Painting cakes is a great and easy way to get your kids involved in decorating cakes. Kids LOVE to help with decorating and this is such a fun way to do it. My daughter had a blast doing this cake. If you ever get your kids involved in painting their cakes, send me a pic, I would love to see it. Happy cake painting!
I have made some changes in my February Schedule. Check out my classes page to see the updated changes. Let me know if you have any questions.

Not many people I know enjoy washing their decorator tips and couplers. Wilton has made a couple of products that make it a little bit easier to wash your tips. And I have a way I do it myself that I like. I first use the tip brush to push out any remaining buttercream (I hate using my finger, but many people do). I then put them in the dishwasher tip tray or in the tip/coupler dishwasher bag and put them on the top shelf of your dishwasher and clean them that way. I tend to use the tip/coupler dishwasher bag the most because it fits both tips and couplers, where as the tray does not, it only fits the tips.

Another way is to use the tip brush, or your finger :) to push out any remaining buttercream and then put your tips in a bowl of HOT soapy water and let them soak for a bit. Do not let them soak overnight or too long, they will start to tarnish. Then rinse them in hot water and set them on a towel to dry.
Everyone wants to learn how to make gum paste flowers and use fondant. In Course 3: Gum Paste and Fondant you will do just that!
Here is a list of things you will learn in Wilton's Course 3: Gum Paste and Fondant:
  • Gum Paste and Fondant 101
  • Bow Loops
  • Mum Base, Rose Base
  • Carnation Base
  • Assembling a Bow
  • Tinting Gum Paste and Fondant
  • Basic Principles of Floral Cake Design
  • Calla Lily
  • Rosebud and Rose
  • Carnation
  • Calyxes and Leaves
  • Assembling the Calla Lily
  • Daisy
  • Mum
  • Covering a Cake Board with Fondant
  • Elements of Fondant Cake Design
  • Creating Geometric Designs Using Cut-Outs, Overlays, and Inlays
  • Eyelet, Ruffle, and Ball Borders

You can take Course 3 right after the Course 1: Decorating Basics class; you do not need to take them in order. Check out my classes page for my schedule to see when the next Course 3 is offered.
Sorry for a bit of blog absence, I am finally back from having Christmas #2 and #3 with family in Colorado. We always have a great time but, it is good to be back and getting in to our routine again. 
My tip this week is something you can do with all your leftover candy canes. It seems like every year I end up with leftover candy canes, doesn't everyone? It is a simple recipe of... 

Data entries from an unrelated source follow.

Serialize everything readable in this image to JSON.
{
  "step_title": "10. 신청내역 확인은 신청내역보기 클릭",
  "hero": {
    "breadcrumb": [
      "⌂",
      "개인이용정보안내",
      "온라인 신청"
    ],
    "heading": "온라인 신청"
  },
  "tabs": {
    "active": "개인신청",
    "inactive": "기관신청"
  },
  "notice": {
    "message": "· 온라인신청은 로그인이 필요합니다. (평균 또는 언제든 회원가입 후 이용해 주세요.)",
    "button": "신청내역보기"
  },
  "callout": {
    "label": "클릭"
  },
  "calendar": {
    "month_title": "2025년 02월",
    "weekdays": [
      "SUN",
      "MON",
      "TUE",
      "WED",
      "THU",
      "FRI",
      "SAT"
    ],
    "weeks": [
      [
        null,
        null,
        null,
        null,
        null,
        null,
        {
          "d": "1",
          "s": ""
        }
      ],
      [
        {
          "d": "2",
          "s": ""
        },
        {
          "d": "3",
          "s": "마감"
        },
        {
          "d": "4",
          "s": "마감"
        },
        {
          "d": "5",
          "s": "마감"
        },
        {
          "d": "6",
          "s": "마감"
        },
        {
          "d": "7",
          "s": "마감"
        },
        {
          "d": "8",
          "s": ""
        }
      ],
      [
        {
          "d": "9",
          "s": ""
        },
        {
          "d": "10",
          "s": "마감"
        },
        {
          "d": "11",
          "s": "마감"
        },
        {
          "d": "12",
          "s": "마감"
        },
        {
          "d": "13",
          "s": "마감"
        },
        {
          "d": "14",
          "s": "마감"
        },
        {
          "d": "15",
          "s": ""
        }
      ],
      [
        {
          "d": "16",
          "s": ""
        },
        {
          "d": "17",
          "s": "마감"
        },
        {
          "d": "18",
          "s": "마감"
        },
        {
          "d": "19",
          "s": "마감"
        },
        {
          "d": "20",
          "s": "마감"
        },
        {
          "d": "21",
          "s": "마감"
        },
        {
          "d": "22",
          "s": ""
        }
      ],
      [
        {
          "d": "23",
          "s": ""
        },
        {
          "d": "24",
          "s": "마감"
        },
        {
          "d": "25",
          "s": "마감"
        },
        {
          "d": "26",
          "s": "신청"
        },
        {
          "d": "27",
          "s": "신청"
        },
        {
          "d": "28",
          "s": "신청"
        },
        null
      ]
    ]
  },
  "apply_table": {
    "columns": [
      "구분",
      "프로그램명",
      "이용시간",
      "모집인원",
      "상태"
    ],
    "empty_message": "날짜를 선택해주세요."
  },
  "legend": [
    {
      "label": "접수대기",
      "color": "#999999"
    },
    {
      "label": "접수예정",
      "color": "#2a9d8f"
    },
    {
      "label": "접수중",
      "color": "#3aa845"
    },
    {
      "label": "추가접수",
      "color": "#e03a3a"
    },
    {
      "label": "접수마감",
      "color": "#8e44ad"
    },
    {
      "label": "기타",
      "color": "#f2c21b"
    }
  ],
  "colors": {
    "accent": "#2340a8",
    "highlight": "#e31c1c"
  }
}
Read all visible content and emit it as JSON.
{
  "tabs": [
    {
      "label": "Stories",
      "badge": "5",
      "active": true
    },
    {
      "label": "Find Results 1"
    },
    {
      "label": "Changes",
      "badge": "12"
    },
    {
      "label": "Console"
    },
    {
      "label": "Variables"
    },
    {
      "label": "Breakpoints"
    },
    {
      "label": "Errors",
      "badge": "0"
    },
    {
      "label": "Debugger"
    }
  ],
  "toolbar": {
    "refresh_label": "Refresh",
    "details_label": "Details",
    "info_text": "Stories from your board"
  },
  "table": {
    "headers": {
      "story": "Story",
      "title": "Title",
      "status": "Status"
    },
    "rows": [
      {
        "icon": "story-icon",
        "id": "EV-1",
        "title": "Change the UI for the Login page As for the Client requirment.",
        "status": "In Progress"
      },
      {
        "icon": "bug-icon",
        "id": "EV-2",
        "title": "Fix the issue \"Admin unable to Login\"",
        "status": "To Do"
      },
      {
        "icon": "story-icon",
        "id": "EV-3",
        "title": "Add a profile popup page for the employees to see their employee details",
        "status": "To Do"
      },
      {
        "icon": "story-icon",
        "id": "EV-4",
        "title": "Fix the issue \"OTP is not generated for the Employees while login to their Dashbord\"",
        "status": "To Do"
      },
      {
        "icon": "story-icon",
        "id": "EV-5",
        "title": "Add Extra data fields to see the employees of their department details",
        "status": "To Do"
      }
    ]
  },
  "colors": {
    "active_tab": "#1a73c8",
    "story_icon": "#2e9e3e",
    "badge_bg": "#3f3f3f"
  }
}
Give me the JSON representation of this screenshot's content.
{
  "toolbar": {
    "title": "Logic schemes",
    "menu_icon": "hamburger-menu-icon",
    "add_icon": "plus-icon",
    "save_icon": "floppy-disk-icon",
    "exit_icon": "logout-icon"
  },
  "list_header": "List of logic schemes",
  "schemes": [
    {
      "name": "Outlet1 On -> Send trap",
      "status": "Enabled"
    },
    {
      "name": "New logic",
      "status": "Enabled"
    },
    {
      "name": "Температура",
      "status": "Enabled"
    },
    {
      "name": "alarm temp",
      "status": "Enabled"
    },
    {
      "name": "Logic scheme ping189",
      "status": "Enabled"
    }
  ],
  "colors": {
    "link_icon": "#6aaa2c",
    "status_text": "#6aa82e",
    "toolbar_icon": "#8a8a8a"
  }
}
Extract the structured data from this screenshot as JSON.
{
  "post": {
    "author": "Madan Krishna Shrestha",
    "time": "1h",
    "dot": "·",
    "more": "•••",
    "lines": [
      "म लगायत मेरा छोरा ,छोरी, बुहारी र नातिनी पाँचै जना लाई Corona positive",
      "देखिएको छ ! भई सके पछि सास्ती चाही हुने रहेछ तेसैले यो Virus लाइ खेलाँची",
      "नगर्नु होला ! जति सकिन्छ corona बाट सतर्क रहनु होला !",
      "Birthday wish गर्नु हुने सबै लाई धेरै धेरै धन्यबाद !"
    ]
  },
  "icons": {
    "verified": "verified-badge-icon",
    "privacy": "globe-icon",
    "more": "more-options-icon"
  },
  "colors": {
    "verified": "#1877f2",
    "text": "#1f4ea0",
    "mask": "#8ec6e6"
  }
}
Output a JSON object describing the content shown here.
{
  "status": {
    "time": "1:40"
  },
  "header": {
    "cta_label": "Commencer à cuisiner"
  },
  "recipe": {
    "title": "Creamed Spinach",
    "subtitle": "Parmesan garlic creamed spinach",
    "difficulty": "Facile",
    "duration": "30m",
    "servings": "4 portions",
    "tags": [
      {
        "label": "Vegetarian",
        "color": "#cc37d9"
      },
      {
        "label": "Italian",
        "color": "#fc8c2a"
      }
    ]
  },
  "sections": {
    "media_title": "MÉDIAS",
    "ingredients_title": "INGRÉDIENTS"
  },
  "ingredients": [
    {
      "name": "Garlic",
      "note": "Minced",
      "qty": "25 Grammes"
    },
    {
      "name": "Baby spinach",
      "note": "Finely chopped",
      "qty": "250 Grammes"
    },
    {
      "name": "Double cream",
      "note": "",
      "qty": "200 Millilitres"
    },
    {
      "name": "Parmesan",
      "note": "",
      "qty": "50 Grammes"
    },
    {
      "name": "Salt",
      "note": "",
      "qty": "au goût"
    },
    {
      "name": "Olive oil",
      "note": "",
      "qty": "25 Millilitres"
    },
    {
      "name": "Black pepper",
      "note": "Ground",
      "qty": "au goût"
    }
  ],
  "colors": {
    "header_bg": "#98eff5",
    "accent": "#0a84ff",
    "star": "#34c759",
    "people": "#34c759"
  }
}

Candy Cane Buttercream

1/2 cup solid vegetable shortening
1/2 cup (1 stick) butter or margarine softened
1 tsp. flavoring or your choice (I love vanilla and almond)
4 cups sifted confectioners' sugar 
3 tablespoons milk
1/4 cup crushed candy canes

Cream shortening and butter or margarine with a mixer. Add flavoring then add sugar, one cup at a time, beating well on medium speed. When all sugar has been mixed in, icing will appear dry. Add milk and beat at medium speed until light and fluffy (you may need to adjust amount of milk if it still seems to dry). Add in crushed candy canes. Keep bowl covered with a damp cloth until ready to use. Refrigerate any leftovers.

I love to use this recipe for fillings for Chocolate cakes or cupcakes, or icing cupcakes. It is also yummy on sugar cookies. You can try different flavors of cakes or cupcakes, but chocolate is my favorite. Or you can use your leftover candy canes for peppermint bark, see the previous post.

I hope you all had a wonderful Christmas and your New Year is off to a good start :)